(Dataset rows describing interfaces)
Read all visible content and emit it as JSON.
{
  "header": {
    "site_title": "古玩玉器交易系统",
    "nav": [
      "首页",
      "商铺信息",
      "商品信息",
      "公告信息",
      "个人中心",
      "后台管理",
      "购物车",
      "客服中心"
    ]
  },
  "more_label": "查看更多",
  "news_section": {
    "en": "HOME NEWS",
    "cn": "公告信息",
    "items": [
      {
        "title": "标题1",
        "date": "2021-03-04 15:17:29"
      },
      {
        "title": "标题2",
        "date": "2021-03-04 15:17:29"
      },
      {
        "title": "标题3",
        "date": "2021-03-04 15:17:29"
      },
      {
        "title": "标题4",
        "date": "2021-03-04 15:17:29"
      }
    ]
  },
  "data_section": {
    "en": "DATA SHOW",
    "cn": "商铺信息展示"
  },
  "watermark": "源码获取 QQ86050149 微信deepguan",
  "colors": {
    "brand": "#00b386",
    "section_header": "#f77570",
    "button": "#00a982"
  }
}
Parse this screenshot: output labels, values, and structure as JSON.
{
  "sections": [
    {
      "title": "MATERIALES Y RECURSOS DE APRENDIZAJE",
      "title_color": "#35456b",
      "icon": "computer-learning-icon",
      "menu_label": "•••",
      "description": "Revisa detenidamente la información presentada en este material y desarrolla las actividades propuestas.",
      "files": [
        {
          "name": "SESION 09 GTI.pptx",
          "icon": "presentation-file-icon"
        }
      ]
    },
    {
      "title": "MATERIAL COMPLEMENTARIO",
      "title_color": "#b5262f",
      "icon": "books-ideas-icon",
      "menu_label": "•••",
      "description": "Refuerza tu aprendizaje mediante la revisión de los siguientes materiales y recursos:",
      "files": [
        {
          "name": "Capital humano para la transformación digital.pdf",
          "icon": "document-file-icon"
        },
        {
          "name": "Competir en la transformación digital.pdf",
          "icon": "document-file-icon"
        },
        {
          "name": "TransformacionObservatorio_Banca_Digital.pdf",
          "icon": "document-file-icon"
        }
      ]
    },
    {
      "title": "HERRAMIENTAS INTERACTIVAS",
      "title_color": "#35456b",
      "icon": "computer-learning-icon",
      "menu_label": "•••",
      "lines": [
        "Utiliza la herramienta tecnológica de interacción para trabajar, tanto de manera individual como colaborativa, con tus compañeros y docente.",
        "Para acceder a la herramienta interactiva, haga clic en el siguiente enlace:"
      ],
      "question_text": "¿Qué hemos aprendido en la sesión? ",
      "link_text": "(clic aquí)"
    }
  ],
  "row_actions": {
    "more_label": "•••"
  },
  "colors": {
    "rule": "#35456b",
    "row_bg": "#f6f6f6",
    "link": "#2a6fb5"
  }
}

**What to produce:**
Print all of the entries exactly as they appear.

**Solution:**
Read all visible content and emit it as JSON.
{
  "header": {
    "site_title": "古玩玉器交易系统",
    "nav": [
      "首页",
      "商铺信息",
      "商品信息",
      "公告信息",
      "个人中心",
      "后台管理",
      "购物车",
      "客服中心"
    ]
  },
  "more_label": "查看更多",
  "news_section": {
    "en": "HOME NEWS",
    "cn": "公告信息",
    "items": [
      {
        "title": "标题1",
        "date": "2021-03-04 15:17:29"
      },
      {
        "title": "标题2",
        "date": "2021-03-04 15:17:29"
      },
      {
        "title": "标题3",
        "date": "2021-03-04 15:17:29"
      },
      {
        "title": "标题4",
        "date": "2021-03-04 15:17:29"
      }
    ]
  },
  "data_section": {
    "en": "DATA SHOW",
    "cn": "商铺信息展示"
  },
  "watermark": "源码获取 QQ86050149 微信deepguan",
  "colors": {
    "brand": "#00b386",
    "section_header": "#f77570",
    "button": "#00a982"
  }
}
Parse this screenshot: output labels, values, and structure as JSON.
{
  "sections": [
    {
      "title": "MATERIALES Y RECURSOS DE APRENDIZAJE",
      "title_color": "#35456b",
      "icon": "computer-learning-icon",
      "menu_label": "•••",
      "description": "Revisa detenidamente la información presentada en este material y desarrolla las actividades propuestas.",
      "files": [
        {
          "name": "SESION 09 GTI.pptx",
          "icon": "presentation-file-icon"
        }
      ]
    },
    {
      "title": "MATERIAL COMPLEMENTARIO",
      "title_color": "#b5262f",
      "icon": "books-ideas-icon",
      "menu_label": "•••",
      "description": "Refuerza tu aprendizaje mediante la revisión de los siguientes materiales y recursos:",
      "files": [
        {
          "name": "Capital humano para la transformación digital.pdf",
          "icon": "document-file-icon"
        },
        {
          "name": "Competir en la transformación digital.pdf",
          "icon": "document-file-icon"
        },
        {
          "name": "TransformacionObservatorio_Banca_Digital.pdf",
          "icon": "document-file-icon"
        }
      ]
    },
    {
      "title": "HERRAMIENTAS INTERACTIVAS",
      "title_color": "#35456b",
      "icon": "computer-learning-icon",
      "menu_label": "•••",
      "lines": [
        "Utiliza la herramienta tecnológica de interacción para trabajar, tanto de manera individual como colaborativa, con tus compañeros y docente.",
        "Para acceder a la herramienta interactiva, haga clic en el siguiente enlace:"
      ],
      "question_text": "¿Qué hemos aprendido en la sesión? ",
      "link_text": "(clic aquí)"
    }
  ],
  "row_actions": {
    "more_label": "•••"
  },
  "colors": {
    "rule": "#35456b",
    "row_bg": "#f6f6f6",
    "link": "#2a6fb5"
  }
}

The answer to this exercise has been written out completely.